◆ WHAT TO DO
What is needed here is every line of the records that includes "Squash".

◆ TASK DATA
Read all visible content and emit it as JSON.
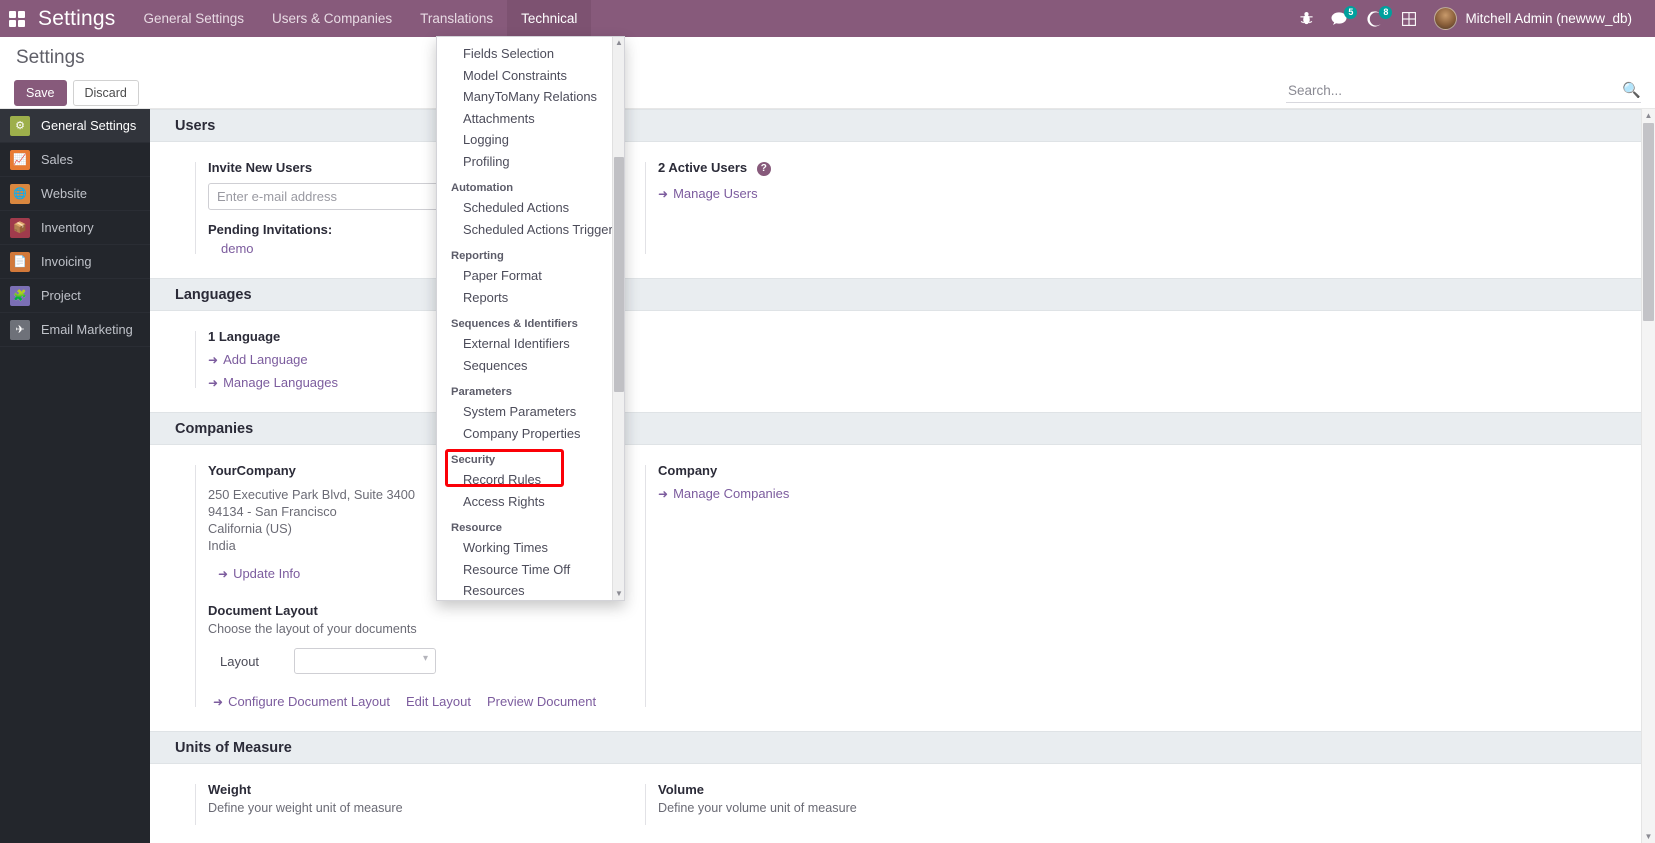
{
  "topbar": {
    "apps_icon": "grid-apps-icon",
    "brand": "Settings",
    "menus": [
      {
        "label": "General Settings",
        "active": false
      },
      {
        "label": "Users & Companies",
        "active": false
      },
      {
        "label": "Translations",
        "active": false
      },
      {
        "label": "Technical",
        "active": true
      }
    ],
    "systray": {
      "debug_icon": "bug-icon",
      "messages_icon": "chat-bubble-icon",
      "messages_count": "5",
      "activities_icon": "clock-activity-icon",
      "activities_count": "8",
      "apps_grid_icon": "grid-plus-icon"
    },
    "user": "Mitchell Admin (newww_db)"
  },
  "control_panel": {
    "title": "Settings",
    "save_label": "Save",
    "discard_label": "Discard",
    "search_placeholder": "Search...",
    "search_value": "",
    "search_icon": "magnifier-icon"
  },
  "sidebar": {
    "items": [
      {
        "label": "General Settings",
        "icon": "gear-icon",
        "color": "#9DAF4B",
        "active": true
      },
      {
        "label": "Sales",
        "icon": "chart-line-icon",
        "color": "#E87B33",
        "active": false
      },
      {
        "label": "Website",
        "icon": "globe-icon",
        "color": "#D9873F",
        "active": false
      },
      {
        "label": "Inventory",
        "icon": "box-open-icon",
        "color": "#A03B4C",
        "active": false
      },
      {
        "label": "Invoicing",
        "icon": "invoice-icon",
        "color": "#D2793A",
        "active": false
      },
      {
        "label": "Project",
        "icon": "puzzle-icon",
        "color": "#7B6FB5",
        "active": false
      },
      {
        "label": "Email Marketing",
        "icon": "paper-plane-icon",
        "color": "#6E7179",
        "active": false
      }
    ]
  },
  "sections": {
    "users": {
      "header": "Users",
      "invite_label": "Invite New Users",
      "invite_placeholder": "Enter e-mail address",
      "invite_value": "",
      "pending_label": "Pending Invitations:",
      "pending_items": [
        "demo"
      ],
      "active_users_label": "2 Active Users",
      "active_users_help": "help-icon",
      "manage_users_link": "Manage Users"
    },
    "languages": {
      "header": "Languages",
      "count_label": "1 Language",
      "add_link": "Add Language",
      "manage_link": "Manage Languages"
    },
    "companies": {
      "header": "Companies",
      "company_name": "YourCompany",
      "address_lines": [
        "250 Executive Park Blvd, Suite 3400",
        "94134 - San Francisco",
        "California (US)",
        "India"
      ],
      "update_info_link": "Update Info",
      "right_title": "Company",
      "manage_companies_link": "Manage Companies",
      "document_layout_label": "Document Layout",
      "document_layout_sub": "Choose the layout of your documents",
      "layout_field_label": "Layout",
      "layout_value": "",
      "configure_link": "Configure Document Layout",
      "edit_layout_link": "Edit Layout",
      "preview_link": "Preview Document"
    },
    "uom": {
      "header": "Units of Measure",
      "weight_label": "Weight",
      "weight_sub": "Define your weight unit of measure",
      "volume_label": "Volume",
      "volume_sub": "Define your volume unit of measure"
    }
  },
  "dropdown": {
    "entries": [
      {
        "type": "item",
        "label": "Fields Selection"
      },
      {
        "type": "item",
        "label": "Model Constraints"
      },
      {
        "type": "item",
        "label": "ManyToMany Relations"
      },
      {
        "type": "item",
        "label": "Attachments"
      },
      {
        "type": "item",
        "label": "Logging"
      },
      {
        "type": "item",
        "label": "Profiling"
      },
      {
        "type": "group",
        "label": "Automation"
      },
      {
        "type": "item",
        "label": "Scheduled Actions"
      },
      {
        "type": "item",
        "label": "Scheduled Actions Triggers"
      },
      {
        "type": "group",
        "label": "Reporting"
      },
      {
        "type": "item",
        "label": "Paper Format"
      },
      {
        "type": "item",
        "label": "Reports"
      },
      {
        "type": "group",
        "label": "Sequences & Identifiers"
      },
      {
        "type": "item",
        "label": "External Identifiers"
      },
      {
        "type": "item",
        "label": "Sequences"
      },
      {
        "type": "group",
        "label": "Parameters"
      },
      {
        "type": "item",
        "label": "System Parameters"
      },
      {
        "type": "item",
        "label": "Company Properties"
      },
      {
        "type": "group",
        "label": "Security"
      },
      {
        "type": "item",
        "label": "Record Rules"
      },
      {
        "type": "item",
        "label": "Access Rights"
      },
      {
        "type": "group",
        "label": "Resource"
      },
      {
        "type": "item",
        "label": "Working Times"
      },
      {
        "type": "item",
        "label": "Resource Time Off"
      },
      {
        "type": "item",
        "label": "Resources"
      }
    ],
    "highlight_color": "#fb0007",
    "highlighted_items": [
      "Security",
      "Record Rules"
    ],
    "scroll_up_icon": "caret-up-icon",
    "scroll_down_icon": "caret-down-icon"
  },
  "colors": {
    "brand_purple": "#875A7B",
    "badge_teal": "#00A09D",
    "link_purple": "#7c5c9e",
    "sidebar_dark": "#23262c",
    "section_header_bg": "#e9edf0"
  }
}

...

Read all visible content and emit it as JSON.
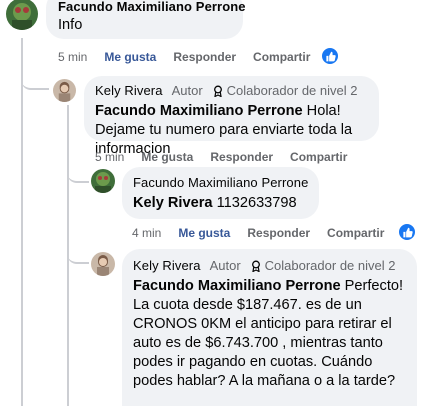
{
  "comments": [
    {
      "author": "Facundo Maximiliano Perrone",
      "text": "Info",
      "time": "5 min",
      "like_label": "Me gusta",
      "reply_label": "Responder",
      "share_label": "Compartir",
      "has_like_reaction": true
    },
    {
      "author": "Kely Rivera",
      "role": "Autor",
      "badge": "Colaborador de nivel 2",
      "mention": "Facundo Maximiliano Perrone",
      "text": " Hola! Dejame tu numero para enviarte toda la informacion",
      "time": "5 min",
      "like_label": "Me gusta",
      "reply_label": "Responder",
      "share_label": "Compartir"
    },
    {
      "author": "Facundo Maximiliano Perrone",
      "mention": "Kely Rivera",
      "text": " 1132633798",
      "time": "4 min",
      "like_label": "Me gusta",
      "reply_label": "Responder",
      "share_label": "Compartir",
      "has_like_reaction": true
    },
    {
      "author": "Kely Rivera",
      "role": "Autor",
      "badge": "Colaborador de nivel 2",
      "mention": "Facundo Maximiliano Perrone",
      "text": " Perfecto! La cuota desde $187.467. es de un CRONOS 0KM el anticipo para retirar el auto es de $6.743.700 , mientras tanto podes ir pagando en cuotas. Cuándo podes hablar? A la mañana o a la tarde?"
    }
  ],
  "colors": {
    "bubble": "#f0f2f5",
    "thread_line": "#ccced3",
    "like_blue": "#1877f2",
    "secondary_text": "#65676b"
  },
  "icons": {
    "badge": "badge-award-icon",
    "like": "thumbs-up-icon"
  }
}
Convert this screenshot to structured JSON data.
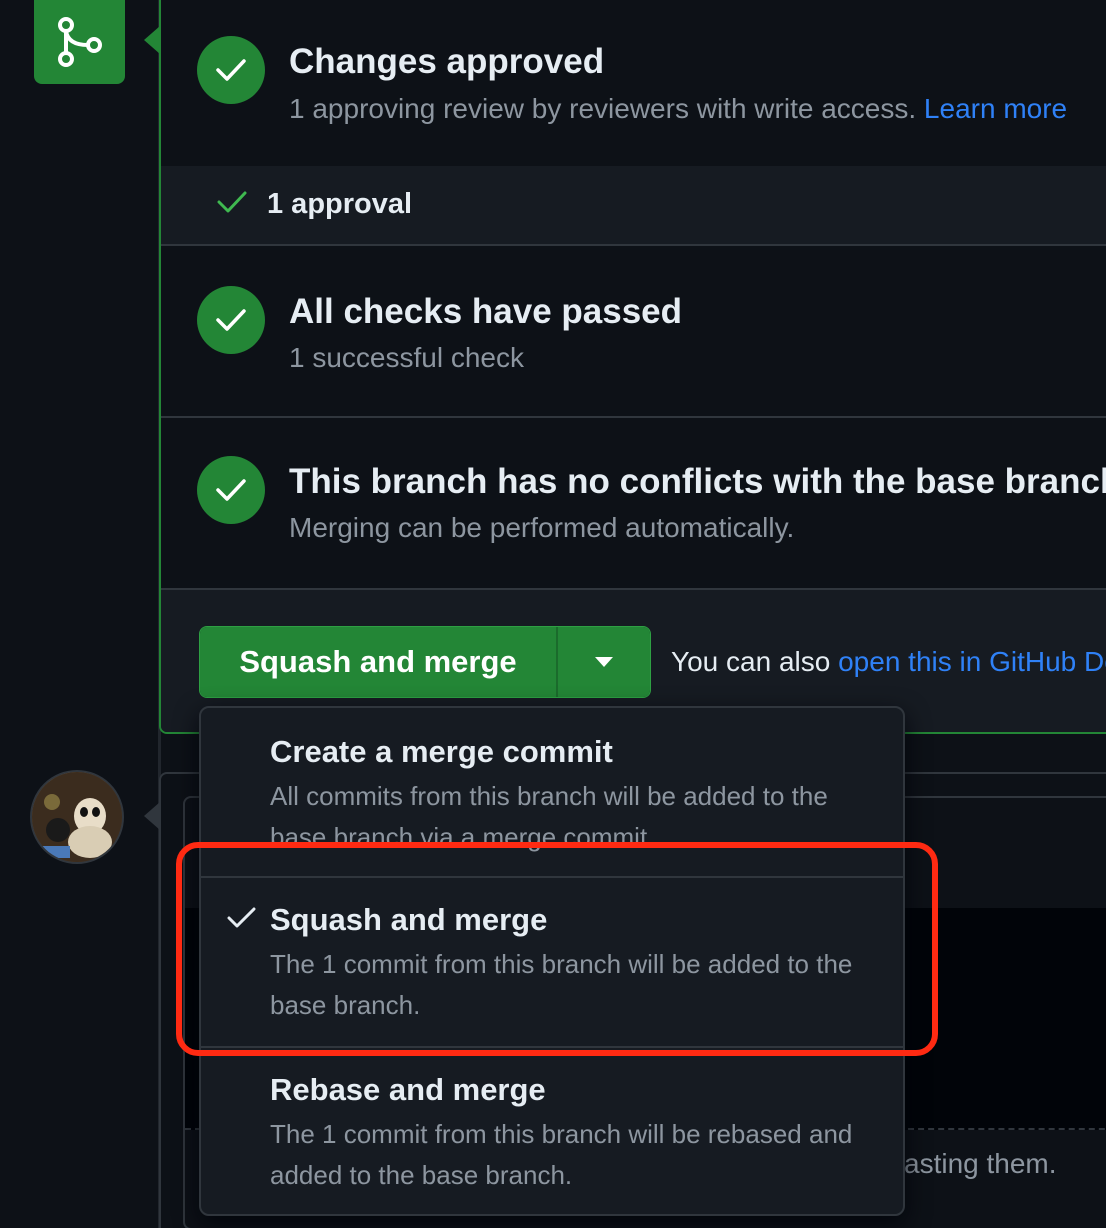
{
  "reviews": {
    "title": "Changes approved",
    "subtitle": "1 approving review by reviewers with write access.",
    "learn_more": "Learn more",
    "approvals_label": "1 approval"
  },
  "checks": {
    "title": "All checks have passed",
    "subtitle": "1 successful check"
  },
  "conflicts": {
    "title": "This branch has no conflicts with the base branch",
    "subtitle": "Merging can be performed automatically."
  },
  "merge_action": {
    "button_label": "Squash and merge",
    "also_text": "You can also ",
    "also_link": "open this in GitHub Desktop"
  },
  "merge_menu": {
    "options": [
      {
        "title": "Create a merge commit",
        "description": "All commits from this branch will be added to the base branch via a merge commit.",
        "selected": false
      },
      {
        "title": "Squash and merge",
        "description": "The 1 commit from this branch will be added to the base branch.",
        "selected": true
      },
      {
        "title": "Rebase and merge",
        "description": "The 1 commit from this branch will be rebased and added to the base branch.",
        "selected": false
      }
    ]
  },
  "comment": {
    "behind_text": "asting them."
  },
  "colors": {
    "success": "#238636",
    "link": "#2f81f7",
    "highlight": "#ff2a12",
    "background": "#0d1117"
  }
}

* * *

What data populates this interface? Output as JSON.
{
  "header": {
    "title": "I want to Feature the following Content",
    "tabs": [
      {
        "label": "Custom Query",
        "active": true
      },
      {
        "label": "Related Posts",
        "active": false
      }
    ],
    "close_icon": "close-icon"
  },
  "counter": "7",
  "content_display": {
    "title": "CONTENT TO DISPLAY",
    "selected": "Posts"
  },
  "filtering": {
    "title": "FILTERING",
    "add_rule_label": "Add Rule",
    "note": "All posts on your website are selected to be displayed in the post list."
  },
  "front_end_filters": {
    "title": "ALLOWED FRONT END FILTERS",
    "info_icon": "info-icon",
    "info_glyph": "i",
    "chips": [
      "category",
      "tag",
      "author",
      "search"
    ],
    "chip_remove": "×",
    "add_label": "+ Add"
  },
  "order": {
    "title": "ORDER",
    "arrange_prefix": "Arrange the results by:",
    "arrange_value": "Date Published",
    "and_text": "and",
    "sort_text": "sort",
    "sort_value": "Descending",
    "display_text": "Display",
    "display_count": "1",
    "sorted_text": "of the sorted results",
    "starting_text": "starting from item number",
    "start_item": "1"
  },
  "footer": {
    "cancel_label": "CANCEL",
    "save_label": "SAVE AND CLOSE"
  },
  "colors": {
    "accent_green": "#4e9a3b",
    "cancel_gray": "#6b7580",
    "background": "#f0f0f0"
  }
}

◆ RESPONSE
    "button_label": "Squash and merge",
        "title": "Squash and merge",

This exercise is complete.